The steady mass, however, is much larger, being too kilos (or 220 Ib); the magnification is from 80 to loo; and the registration is effected on a roll of smoked paper.
Consists of a weight of 300 kilos suspended by a wire 25 metres in length, the movements of which by means of writing indexes are multiplied 12.5 times.
This instrument was made with a pendulum weight of I loo kilos or over a ton; and with a modified construction the weight was increased to 17,000 kilos or nearly 19 tons, portability being obtained by replacing the solid pendulum of the smaller instrument by a shell which can be filled with barytes, a heavy mineral readily obtainable in most places.
Wiechert has also constructed a seismometer on the same principle, but in which the stationary mass is smaller, being adjustable between 80 and 200 kilos (180 and 440 lb).

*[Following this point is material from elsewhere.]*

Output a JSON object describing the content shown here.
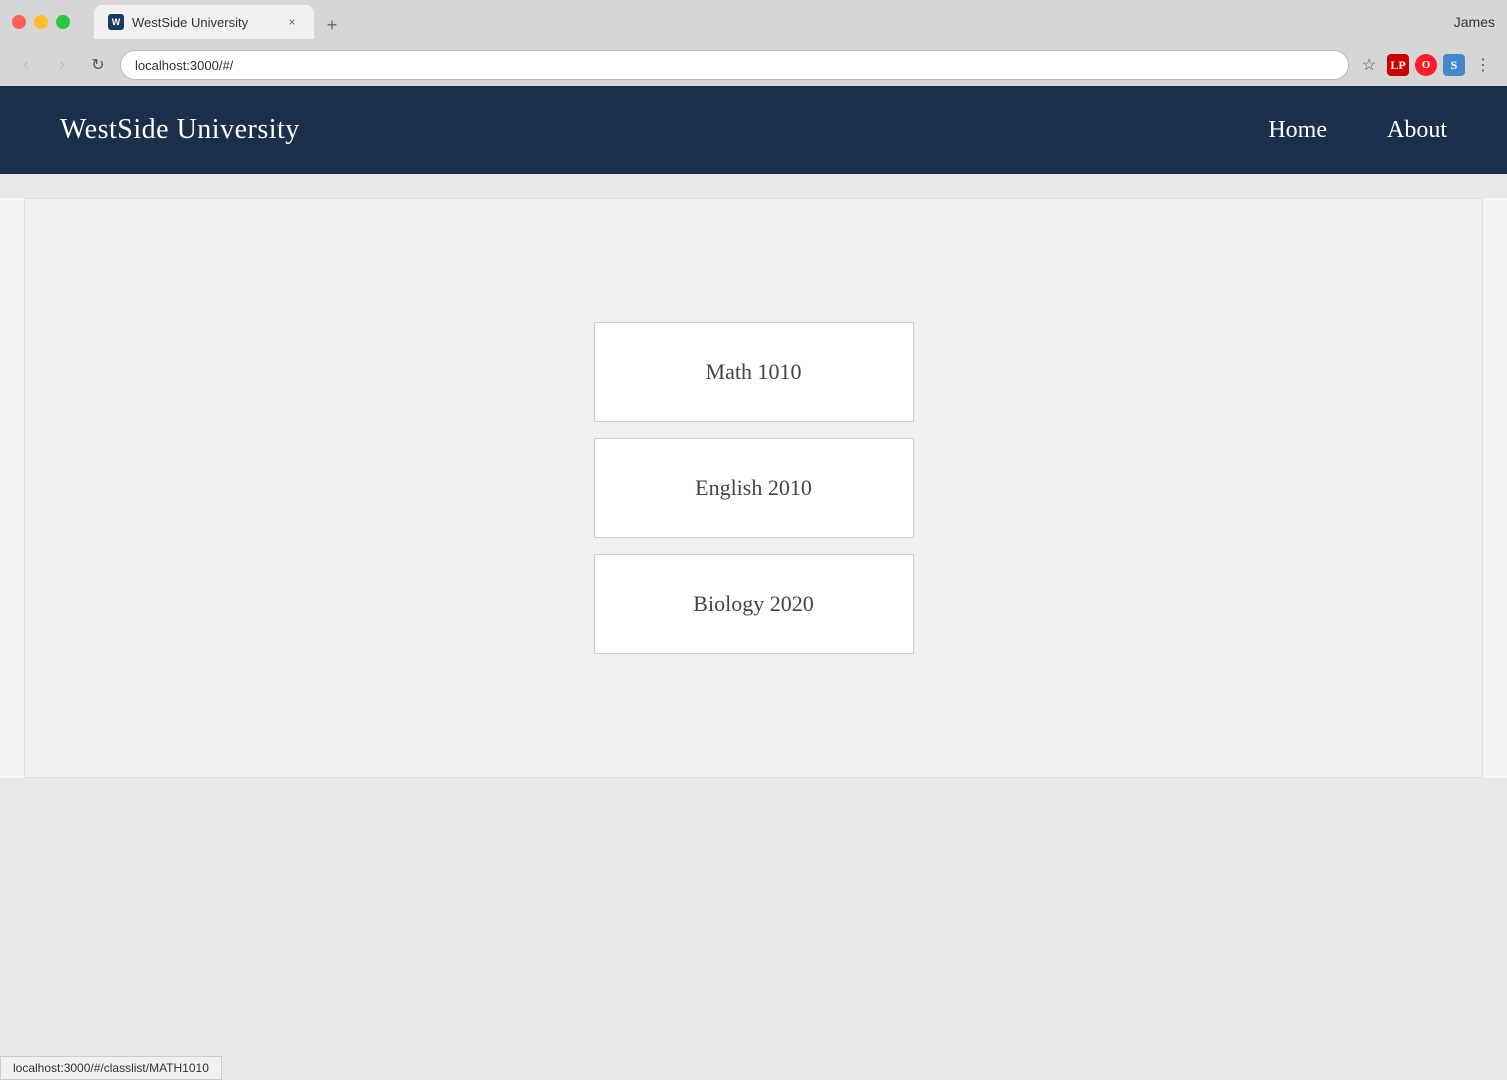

Such a slicer is capable of efficiently slicing 300,000 kilos of roots in twenty-four hours, the knives being changed four times in that period, or oftener if required, for it is necessary to change them the moment the slices show by their rough appearance that the knives are losing their cutting edges.
Partly supported by imported eggs, the production of silk in France was maintained, and in 1853 reached its maximum of 26,000,000 kilos of cocoons, valued at 117,000,000 francs.
In the Agamennone seismometrograph the pendulum is cheese-shaped, and weighs 500 kilos in one form and 2000 kilos, or over two tons, in the largest.
The line is of m metre gauge, with steel rails weighing 212 kilos (42 lb) per yard.
From that period, notwithstanding the importation at great cost of foreign graine, reaching in some years to 60,000 kilos, the production of silk fell off with startling rapidity: in 1856 it was not more than 7,500,000 kilos of cocoons; in 1861 and 1862 it fell as low as 5,800,000 kilos; and in 1865 it touched its lowest weight of about 4,000,000 kilos.